chairman or the commissioner.
915. Depending on who it is or what level it
(Sir William Wells) The commissioner is the person
who is responsible, but there is often a mismatch. We were introduced
as a body before the government decided upon strategic health
authorities. They subsequently decided on the introduction of
strategic health authorities and they said they were responsible
for the performance management of the trusts. Therefore, we said
pragmatically, "Look, if you are responsible for the performance
management of trusts, you should actually be responsible for the
performance of the individuals on the board, and accountable to
us for it." This is done in different ways across the country.
In some cases strategic health authority chairmen ask the regional
commissioners to do some of these appraisals, and in some cases
they do it themselves, but whatever the outcome is, the team of
the strategic health authority chairman and the regional commissioner
will decide on whether action is needed or not, and if it is,
they will make a recommendation to the board.
916. Can you have an excellent chairman of a
(Sir William Wells) You can indeed, provided that
the chairman has not presided over the no stars. We have come
to a fairly pragmatic decision, which is not a rule, but if a
chairman has been with a no-star trust for longer than 18 months,
in most cases we would suggest that that person is responsible
for the no stars and therefore should go. What we are endeavouring
to doand we are working very closely with directors of
health and social care in thisis to anticipate this, because
I think it is bad news when suddenly somebody decides that a trust
has no stars and everybody says, "My goodness! This is a
terrible surprise. We need to sack the Chairman and the Chief
Executive" when we actually should know a lot further in
advance than that, and that is the reason for the appraisal system.
If we see a trust is descending down through the stars and the
appraisal looks a bit iffy, then that is the time to take action,
before they become a no-star trust.
917. Do you ever organise "away days"
to train boards to work together?
(Sir William Wells) We have a very comprehensive training
programme. It did not exist before. It was very patchy. London
was quite good. The rest of the country was pretty poor. What
we have done first and foremostand the last line of questions
was interestingis we are setting in train some very high-quality
appraisal training to take place over the course of the winter.
Chief executives are going to be involved in that, so that we
have the executive taking the same approach as the-non-executive
side. It is the first time it has ever happened. It is very important.
When we have got through that, so that we can hopefully have some
really proactive appraisal processes in the spring, we are going
to be introducing whole-board trainingagain, this has never
happened beforewhere executives and non-executives, alongside
each other, are actually trained in how to operate as a board
and get a much better understandingand this is one of the
big problems, that executives do not understand what non-executives
are about, and non-executives are pretty unclear as to what executives
are about.
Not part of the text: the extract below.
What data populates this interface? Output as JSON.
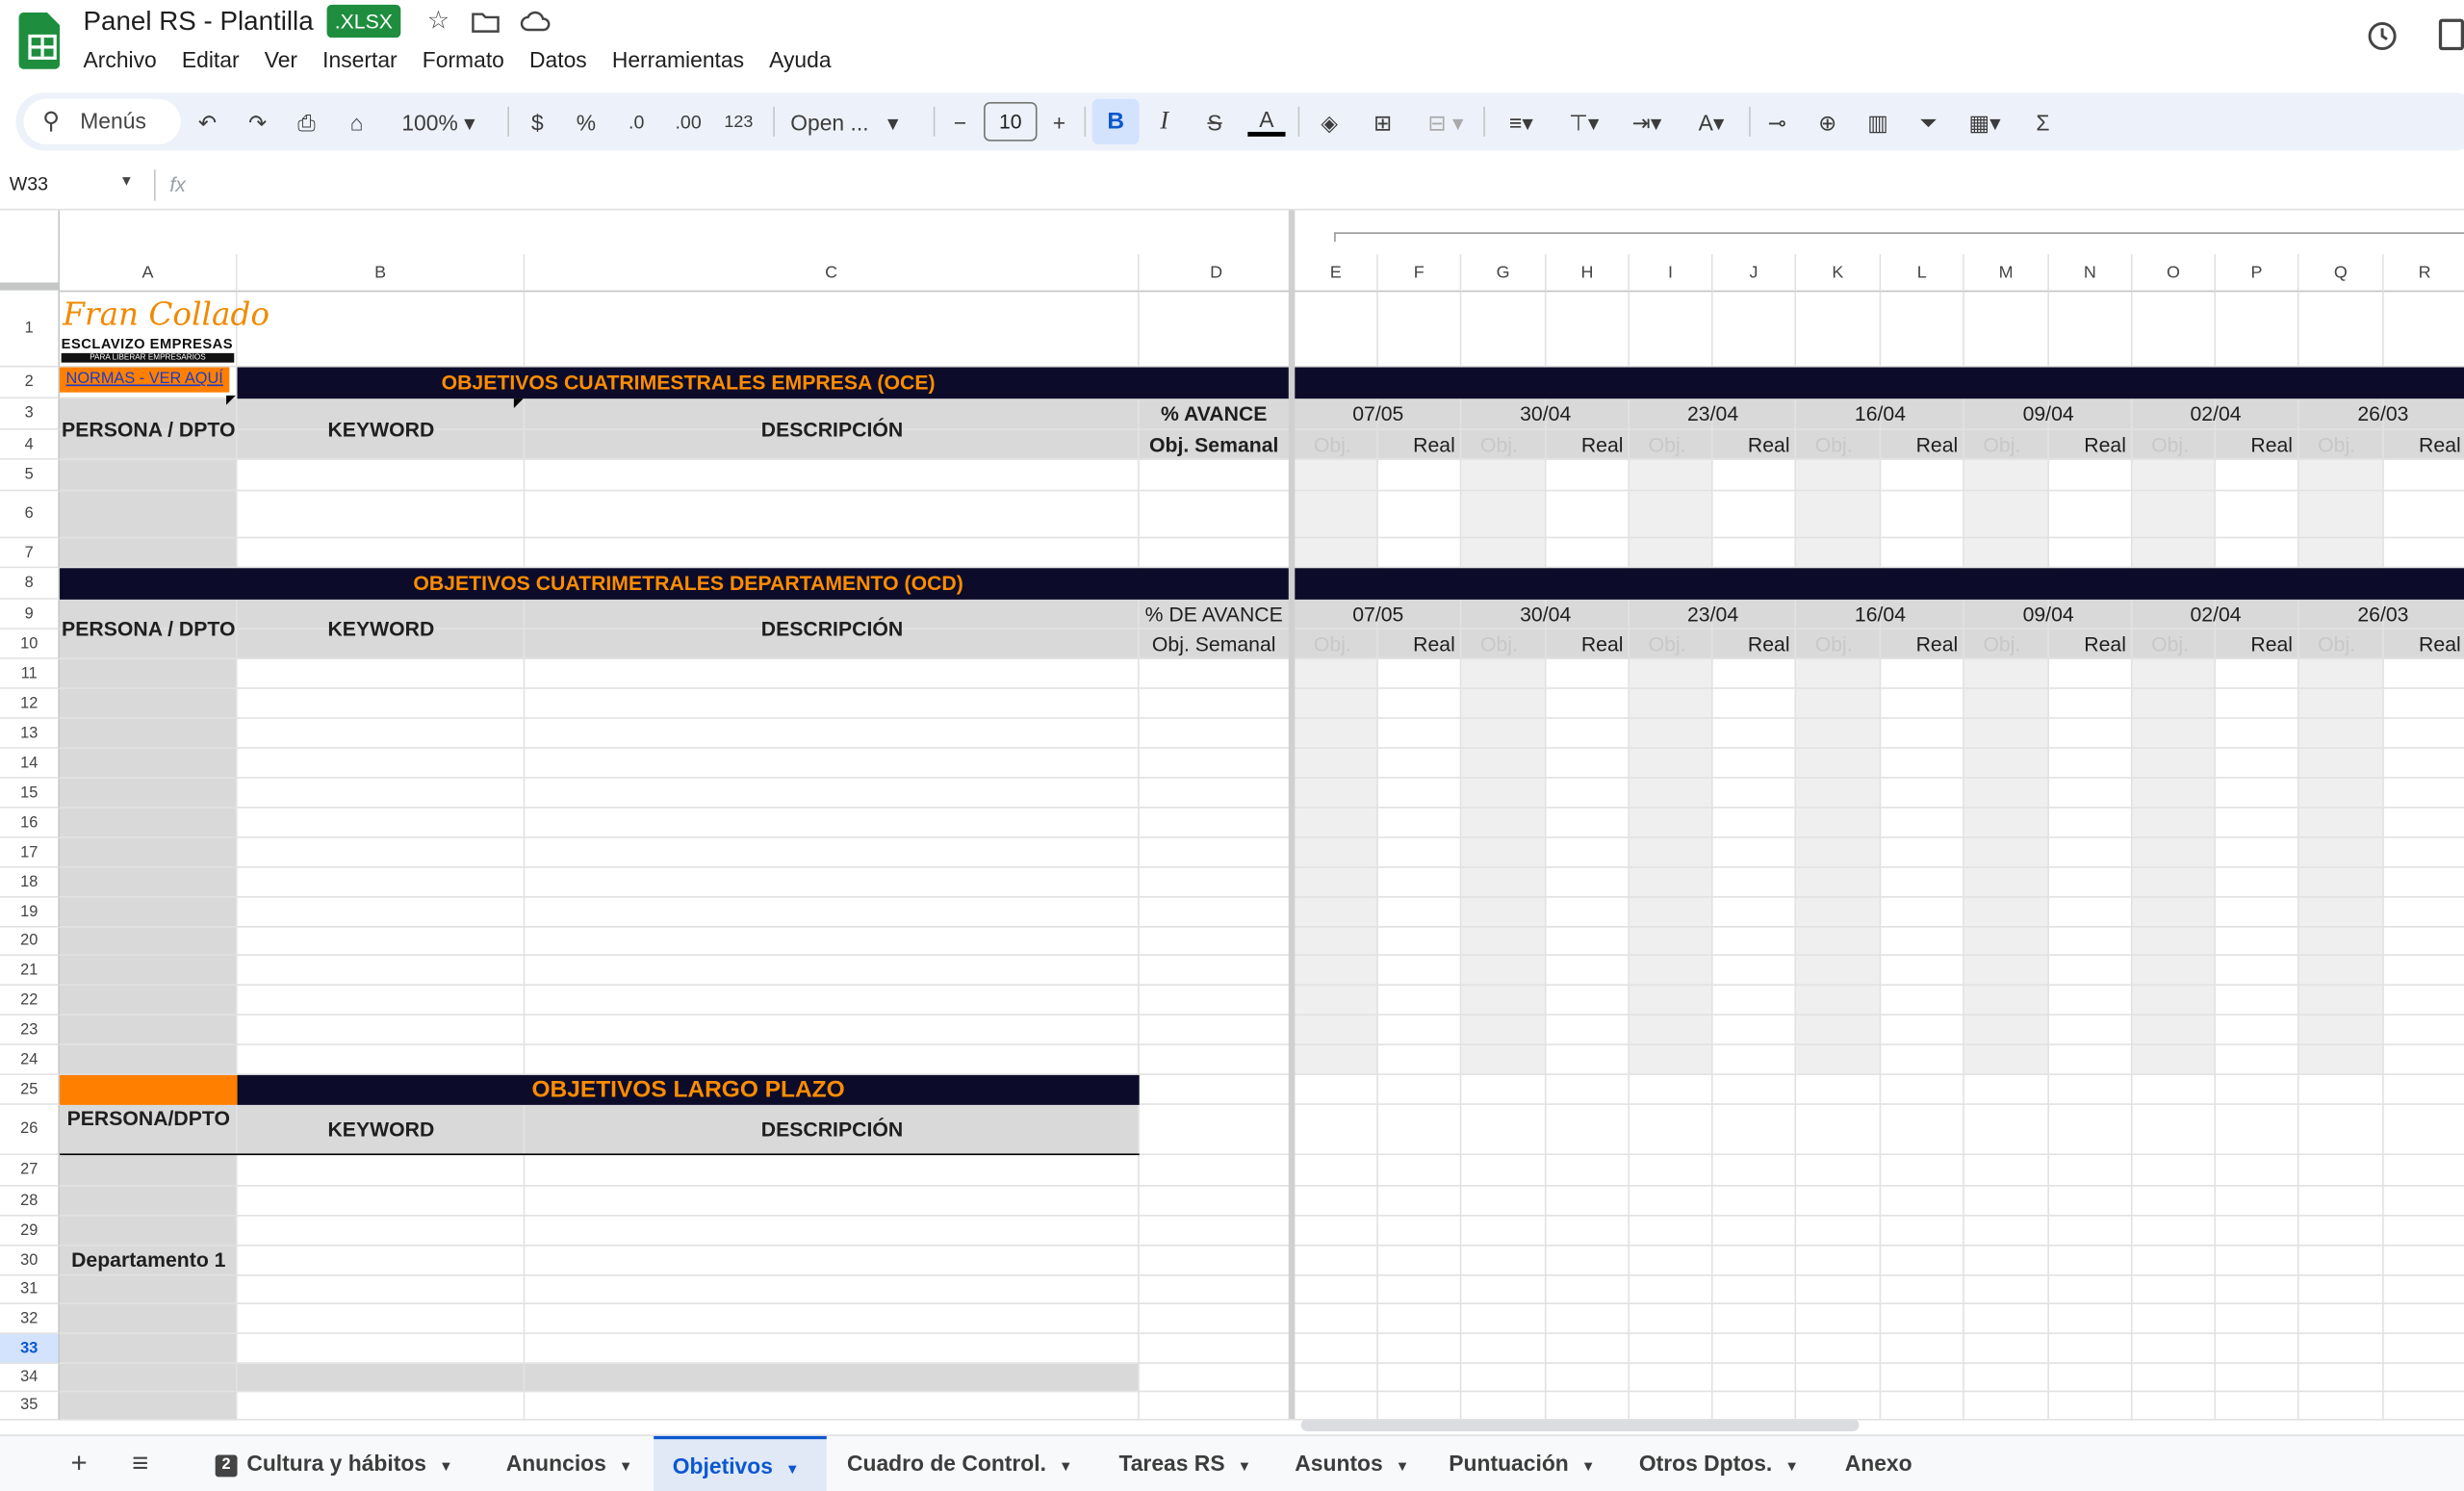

A lot of boards are far less efficient than they should
be as a result of that, from one small but very fundamental misunderstanding.
We will be starting quite simply, taking boards away, getting
them to understand what each other's roles are, how they can best
work together and the like, and that will be the bulk of the training
for 2003. We think we will get a step change in performance as
a result of that. I think we will be able to see that not only
internally but externally, coming back to your point about how
they interface with the community. I think there is a lot of confusion
about how they should do that, which means it is getting lost.
918. I take it that all those appointed actually
use the NHS?
(Sir William Wells) They are not required to say that
they are, but it would be pretty odd if they did not, frankly.
919. Why not just ask them?
(Sir William Wells) We actually ask it. There are
many questions on the application form, such as "Are you
a patient, a carer, a user? What are your views about the ideals
of the NHS?" There are zillions of questions. You can soon
suss out whether somebody is just standing on the sidelines.